Adding more application servers works for a while, but the effect of adding more application servers is that you increase contention on the database server.
Database servers are much harder to scale by throwing more computers at the problem. The ACID properties that underpin how databases are used do not scale across many servers. Think about simultaneously applying the results of a transaction across 10 servers, and then what happens when there are 100,000 simultaneous transactions in progress.
That is where distributed databases step in. These products do not do ACID, they do CAP. Effectively you have to choose two characteristics from consistency, availability and partition tolerance and allow the third one to slip.
The programming model is usually eventual consistency, so changes get distributed between the database servers over time. (usually in ms timescales), however this is not appropriate everywhere (e.g. Banking Sector with financial transactions).
Some systems claim to offer all three CAP properties, but I have yet to see one that truely achieves this

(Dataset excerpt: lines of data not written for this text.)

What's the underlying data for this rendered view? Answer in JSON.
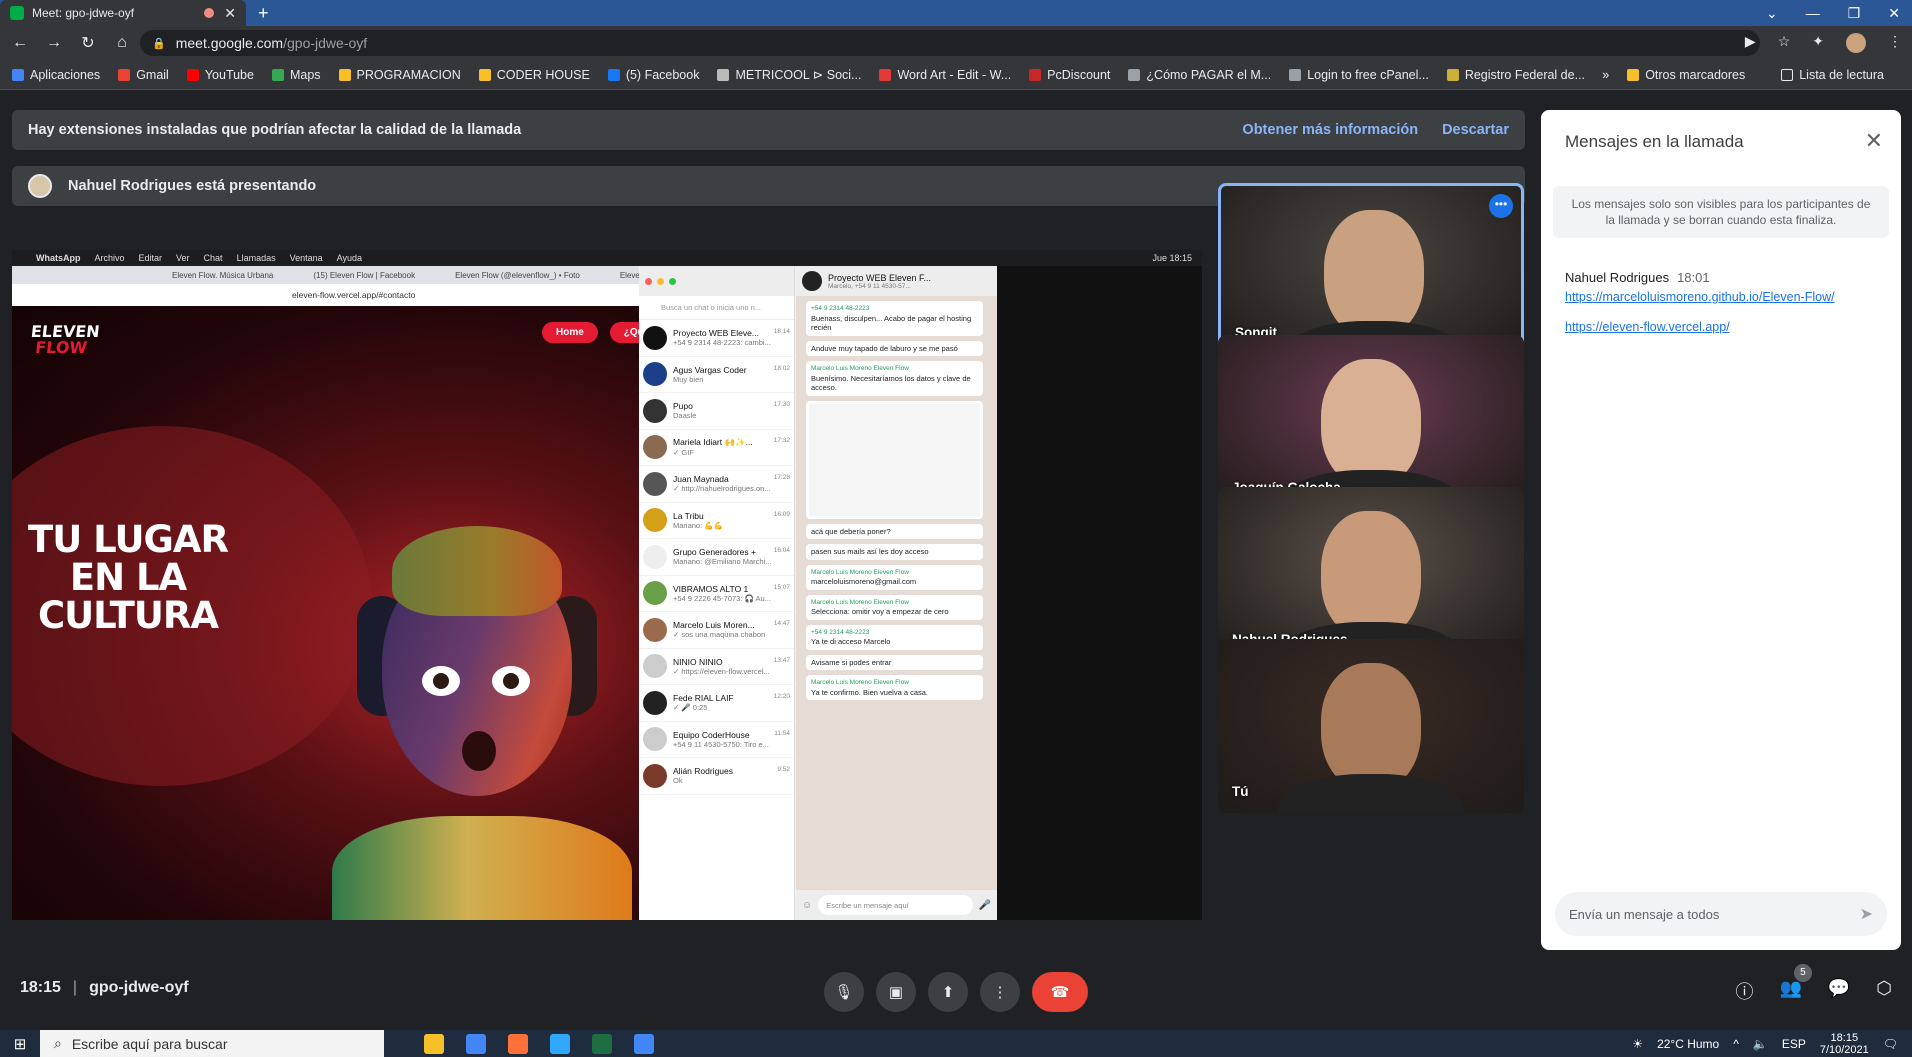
{
  "browser": {
    "tab_title": "Meet: gpo-jdwe-oyf",
    "url_host": "meet.google.com",
    "url_path": "/gpo-jdwe-oyf",
    "bookmarks": [
      "Aplicaciones",
      "Gmail",
      "YouTube",
      "Maps",
      "PROGRAMACION",
      "CODER HOUSE",
      "(5) Facebook",
      "METRICOOL ⊳ Soci...",
      "Word Art - Edit - W...",
      "PcDiscount",
      "¿Cómo PAGAR el M...",
      "Login to free cPanel...",
      "Registro Federal de..."
    ],
    "bookmark_colors": [
      "#4285f4",
      "#ea4335",
      "#ff0000",
      "#34a853",
      "#f6c026",
      "#f6c026",
      "#1877f2",
      "#bbbbbb",
      "#e53935",
      "#c62828",
      "#9aa0a6",
      "#9aa0a6",
      "#c9b037"
    ],
    "other_bookmarks": "Otros marcadores",
    "reading_list": "Lista de lectura",
    "more_chevron": "»"
  },
  "banner": {
    "text": "Hay extensiones instaladas que podrían afectar la calidad de la llamada",
    "more_info": "Obtener más información",
    "dismiss": "Descartar"
  },
  "presenting": {
    "text": "Nahuel Rodrigues está presentando"
  },
  "shared_screen": {
    "mac_menu": [
      "WhatsApp",
      "Archivo",
      "Editar",
      "Ver",
      "Chat",
      "Llamadas",
      "Ventana",
      "Ayuda"
    ],
    "mac_clock": "Jue 18:15",
    "browser_tabs": [
      "Eleven Flow. Música Urbana",
      "(15) Eleven Flow | Facebook",
      "Eleven Flow (@elevenflow_) • Foto",
      "Eleven Flow (@elevenflow_) • Foto"
    ],
    "browser_url": "eleven-flow.vercel.app/#contacto",
    "site_logo_top": "ELEVEN",
    "site_logo_bottom": "FLOW",
    "site_nav": [
      "Home",
      "¿Quiénes somos?"
    ],
    "hero_lines": [
      "TU LUGAR",
      "EN LA",
      "CULTURA"
    ],
    "whatsapp": {
      "search_placeholder": "Busca un chat o inicia uno n...",
      "chats": [
        {
          "name": "Proyecto WEB Eleve...",
          "time": "18:14",
          "msg": "+54 9 2314 48-2223: cambi...",
          "color": "#111"
        },
        {
          "name": "Agus Vargas Coder",
          "time": "18:02",
          "msg": "Muy bien",
          "color": "#1c3f8a"
        },
        {
          "name": "Pupo",
          "time": "17:30",
          "msg": "Daasle",
          "color": "#333"
        },
        {
          "name": "Mariela Idiart 🙌✨...",
          "time": "17:32",
          "msg": "✓ GIF",
          "color": "#8a6a50"
        },
        {
          "name": "Juan Maynada",
          "time": "17:28",
          "msg": "✓ http://nahuelrodrigues.on...",
          "color": "#555"
        },
        {
          "name": "La Tribu",
          "time": "16:09",
          "msg": "Mariano: 💪💪",
          "color": "#d4a017"
        },
        {
          "name": "Grupo Generadores +",
          "time": "16:04",
          "msg": "Mariano: @Emiliano Marchi...",
          "color": "#eee"
        },
        {
          "name": "VIBRAMOS ALTO 1",
          "time": "15:07",
          "msg": "+54 9 2226 45-7073: 🎧 Au...",
          "color": "#6aa04a"
        },
        {
          "name": "Marcelo Luis Moren...",
          "time": "14:47",
          "msg": "✓ sos una maquina chabon",
          "color": "#9a6a4a"
        },
        {
          "name": "NINIO NINIO",
          "time": "13:47",
          "msg": "✓ https://eleven-flow.vercel...",
          "color": "#ccc"
        },
        {
          "name": "Fede RIAL LAIF",
          "time": "12:20",
          "msg": "✓ 🎤 0:25",
          "color": "#222"
        },
        {
          "name": "Equipo CoderHouse",
          "time": "11:54",
          "msg": "+54 9 11 4530-5750: Tiro e...",
          "color": "#ccc"
        },
        {
          "name": "Alián Rodrigues",
          "time": "9:52",
          "msg": "Ok",
          "color": "#7a3a2a"
        }
      ],
      "group_name": "Proyecto WEB Eleven F...",
      "group_sub": "Marcelo, +54 9 11 4530-57...",
      "messages": [
        {
          "author": "+54 9 2314 48-2223",
          "text": "Buenass, disculpen... Acabo de pagar el hosting recién"
        },
        {
          "author": "",
          "text": "Anduve muy tapado de laburo y se me pasó"
        },
        {
          "author": "Marcelo Luis Moreno Eleven Flow",
          "text": "Buenísimo. Necesitaríamos los datos y clave de acceso."
        },
        {
          "author": "",
          "text": "acá que debería poner?"
        },
        {
          "author": "",
          "text": "pasen sus mails así les doy acceso"
        },
        {
          "author": "Marcelo Luis Moreno Eleven Flow",
          "text": "marceloluismoreno@gmail.com"
        },
        {
          "author": "Marcelo Luis Moreno Eleven Flow",
          "text": "Selecciona: omitir voy a empezar de cero"
        },
        {
          "author": "+54 9 2314 48-2223",
          "text": "Ya te di acceso Marcelo"
        },
        {
          "author": "",
          "text": "Avisame si podes entrar"
        },
        {
          "author": "Marcelo Luis Moreno Eleven Flow",
          "text": "Ya te confirmo. Bien vuelva a casa."
        }
      ],
      "compose_placeholder": "Escribe un mensaje aquí"
    }
  },
  "participants": [
    {
      "name": "Songit",
      "bg": "#4a4642",
      "face": "#c9a080"
    },
    {
      "name": "Joaquín Galocha",
      "bg": "#6a3b52",
      "face": "#d9b094"
    },
    {
      "name": "Nahuel Rodrigues",
      "bg": "#5a5048",
      "face": "#c89a7a"
    },
    {
      "name": "Tú",
      "bg": "#3a2a24",
      "face": "#a87a5a"
    }
  ],
  "chat_panel": {
    "title": "Mensajes en la llamada",
    "note": "Los mensajes solo son visibles para los participantes de la llamada y se borran cuando esta finaliza.",
    "sender": "Nahuel Rodrigues",
    "time": "18:01",
    "links": [
      "https://marceloluismoreno.github.io/Eleven-Flow/",
      "https://eleven-flow.vercel.app/"
    ],
    "input_placeholder": "Envía un mensaje a todos"
  },
  "bottom_bar": {
    "time": "18:15",
    "meeting_code": "gpo-jdwe-oyf",
    "participants_count": "5"
  },
  "taskbar": {
    "search_placeholder": "Escribe aquí para buscar",
    "weather": "22°C Humo",
    "lang": "ESP",
    "clock_time": "18:15",
    "clock_date": "7/10/2021",
    "app_colors": [
      "#f6c026",
      "#4285f4",
      "#ff7139",
      "#31a8ff",
      "#1d6f42",
      "#4285f4"
    ]
  }
}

The distributed database does not do SQL, so the data access layer has tone rewritten. This kind of change takes time to implement, and requires new ways of thinking.